  Hospital Admissions, Deaths With HCV Cirrhosis Plunge After DAAs Arrive
EASL 2020, Digital International Liver Congress, August 27-29, 2020.
Mark Mascolini
HCV-related cirrhosis accounted for a steeply falling proportion of cirrhosis admissions to a large hospital liver unit in Spain after direct-acting antivirals (DAAs) arrived in 2015 [1]. HCV cirrhosis also explained a steadily dwindling proportion of intensive care unit (ICU) admissions and deaths after DAAs began seeing wide use for HCV infection.
Researchers in the University of Barcelona Liver Unit note that liver cirrhosis accounts for most admissions to such units. And in regions with high HCV prevalence, HCV causes most cirrhosis cases that need in-hospital care. These investigators undertook this analysis of cirrhosis admissions to their unit to chart changes in those cases from the pre-DAA period (2011-2014) to the DAA era (2015-2019).
The Barcelona liver unit includes 40 standard hospital beds, 8 ICU beds, and 4 semi-ICU beds. The analysis included all admissions due to cirrhosis-excluding admissions for acute hepatitis, liver transplantation, or a diagnosis other than liver cirrhosis. This process yielded 10,414 admissions of 6272 patients.
The proportion of hospital liver units admissions attributed to HCV cirrhosis remained stable in the pre-DAA era (47.0% in 2011 to 49.9% in 2014). Starting in 2015, the fraction of admissions due to HCV cirrhosis fell significantly from 43.8% to 27.1% (P < 0.001). HCV cirrhosis accounted for 3885 inpatient days per year (44.9%) in 2011-2014, and those numbers dropped to 1909 inpatient days per year (22%) in 2019. As HCV cirrhosis admissions dwindled, those due to metabolic fatty liver disease jumped 5-fold and those caused by autoimmune hepatitis rose 4-fold.

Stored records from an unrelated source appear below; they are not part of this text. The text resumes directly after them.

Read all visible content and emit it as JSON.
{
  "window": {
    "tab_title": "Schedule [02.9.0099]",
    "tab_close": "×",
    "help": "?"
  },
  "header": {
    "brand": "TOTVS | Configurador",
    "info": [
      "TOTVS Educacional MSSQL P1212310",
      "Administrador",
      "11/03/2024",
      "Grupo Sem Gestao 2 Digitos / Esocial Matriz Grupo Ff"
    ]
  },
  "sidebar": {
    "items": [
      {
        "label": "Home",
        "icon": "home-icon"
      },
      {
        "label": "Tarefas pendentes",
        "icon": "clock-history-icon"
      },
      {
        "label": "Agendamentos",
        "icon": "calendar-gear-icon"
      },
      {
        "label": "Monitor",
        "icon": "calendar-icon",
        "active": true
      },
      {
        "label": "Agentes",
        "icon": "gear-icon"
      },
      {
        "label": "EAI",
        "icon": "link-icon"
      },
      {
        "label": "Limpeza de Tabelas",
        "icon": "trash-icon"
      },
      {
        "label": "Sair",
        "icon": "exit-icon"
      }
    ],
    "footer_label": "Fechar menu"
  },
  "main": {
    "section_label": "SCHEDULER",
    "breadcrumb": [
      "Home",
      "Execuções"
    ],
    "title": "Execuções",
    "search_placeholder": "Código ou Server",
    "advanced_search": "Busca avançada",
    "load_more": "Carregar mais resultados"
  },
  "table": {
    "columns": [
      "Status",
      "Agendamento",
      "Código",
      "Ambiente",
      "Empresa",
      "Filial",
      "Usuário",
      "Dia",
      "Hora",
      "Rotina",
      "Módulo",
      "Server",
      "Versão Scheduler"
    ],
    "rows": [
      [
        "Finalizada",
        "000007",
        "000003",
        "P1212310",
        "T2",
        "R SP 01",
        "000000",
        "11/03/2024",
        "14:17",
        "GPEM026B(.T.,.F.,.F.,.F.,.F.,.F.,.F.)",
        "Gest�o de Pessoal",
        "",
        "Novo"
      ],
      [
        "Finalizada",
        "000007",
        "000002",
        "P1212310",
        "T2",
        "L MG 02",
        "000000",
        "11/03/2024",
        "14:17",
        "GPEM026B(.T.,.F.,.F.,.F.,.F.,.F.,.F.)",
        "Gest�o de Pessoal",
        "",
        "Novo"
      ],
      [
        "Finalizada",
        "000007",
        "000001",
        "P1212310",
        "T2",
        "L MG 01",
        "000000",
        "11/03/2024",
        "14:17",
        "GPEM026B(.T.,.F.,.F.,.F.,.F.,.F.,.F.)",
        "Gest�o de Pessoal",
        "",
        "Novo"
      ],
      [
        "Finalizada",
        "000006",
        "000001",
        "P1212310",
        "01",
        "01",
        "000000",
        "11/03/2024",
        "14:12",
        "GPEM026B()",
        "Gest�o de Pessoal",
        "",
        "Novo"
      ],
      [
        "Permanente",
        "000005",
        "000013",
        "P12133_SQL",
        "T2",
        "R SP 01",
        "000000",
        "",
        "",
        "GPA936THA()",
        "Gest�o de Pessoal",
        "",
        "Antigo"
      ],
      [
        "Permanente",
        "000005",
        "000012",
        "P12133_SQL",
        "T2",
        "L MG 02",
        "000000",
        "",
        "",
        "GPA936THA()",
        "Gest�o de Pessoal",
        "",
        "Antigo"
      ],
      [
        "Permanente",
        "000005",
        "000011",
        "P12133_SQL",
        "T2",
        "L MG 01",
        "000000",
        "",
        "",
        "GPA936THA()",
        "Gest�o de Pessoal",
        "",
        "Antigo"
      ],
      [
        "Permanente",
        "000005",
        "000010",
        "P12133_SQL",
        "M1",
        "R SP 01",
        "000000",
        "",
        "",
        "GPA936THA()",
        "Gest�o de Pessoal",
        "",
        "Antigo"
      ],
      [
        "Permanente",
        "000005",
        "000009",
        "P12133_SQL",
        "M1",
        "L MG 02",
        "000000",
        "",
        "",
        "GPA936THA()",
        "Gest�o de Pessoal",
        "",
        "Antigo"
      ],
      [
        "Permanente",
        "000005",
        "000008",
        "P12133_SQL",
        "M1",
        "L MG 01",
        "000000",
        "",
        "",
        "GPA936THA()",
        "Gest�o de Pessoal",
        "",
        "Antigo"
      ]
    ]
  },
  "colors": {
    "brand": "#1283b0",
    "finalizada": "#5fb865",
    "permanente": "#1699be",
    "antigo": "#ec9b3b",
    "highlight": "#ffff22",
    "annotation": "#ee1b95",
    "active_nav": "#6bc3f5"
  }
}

The proportion of HCV cirrhosis inpatients with active HCV infection fell throughout the study period, from 93.8% in 2011 to 66.0% in 2015. The researchers then charted a steep stepdown in proportion of active infection in 2016, to 48.3%, and that proportion continued to fall to 40.1% in 2019 (P < 0.001 for drop from 2015 to 2019). Numbers of ICU admissions and deaths due to HCV cirrhosis hit highs of 106 and 43 in 2012, then fell to 73 and 31 in 2015, down to 50 ICU admissions and 21 deaths in 2019.
Most demographic and clinical factors in people admitted with HCV cirrhosis did not change from 2011 through 2019. Median age stayed stable over that span (66 in 2011 and 64 and 2019), as did proportion of patients with hepatocellular carcinoma (50% in 2011 and 52% in 2019) and proportion with alcohol abuse (16% in 2011 and 21% in 2019). But the proportion of male HCV cirrhosis patients did appear to rise in recent years, from 59% in 2011 to 73% in 2018 and 71% in 2019.
Slope analysis with a binomial regression model let the researchers project where the downward trend in HCV cirrhosis admissions during 2015-2019 could end up in 2025, if prevailing forces continue. The Barcelona team estimated that HCV cirrhosis would account for only 2.3% of cirrhosis admissions to their liver unit in 2025. On the basis of this analysis, they predict that HCV cirrhosis "will be a marginal cause of hospital admissions in liver units in Spain."
The researchers conclude that DAA therapy ushered in not only a waning rate of cirrhosis admissions due to HCV in their liver unit, but also a significant reduction in hospital morbidity and mortality caused by HCV-related cirrhosis.
1. Rodriguez-Tajes S, Pocurull A, Castillo JA, et al. Direct-acting antivirals have substantially modified the profile of patients with cirrhosis who require hospitalization in Spain. EASL 2020, Digital International Liver Congress, August 27-29, 2020. Abstract THU384.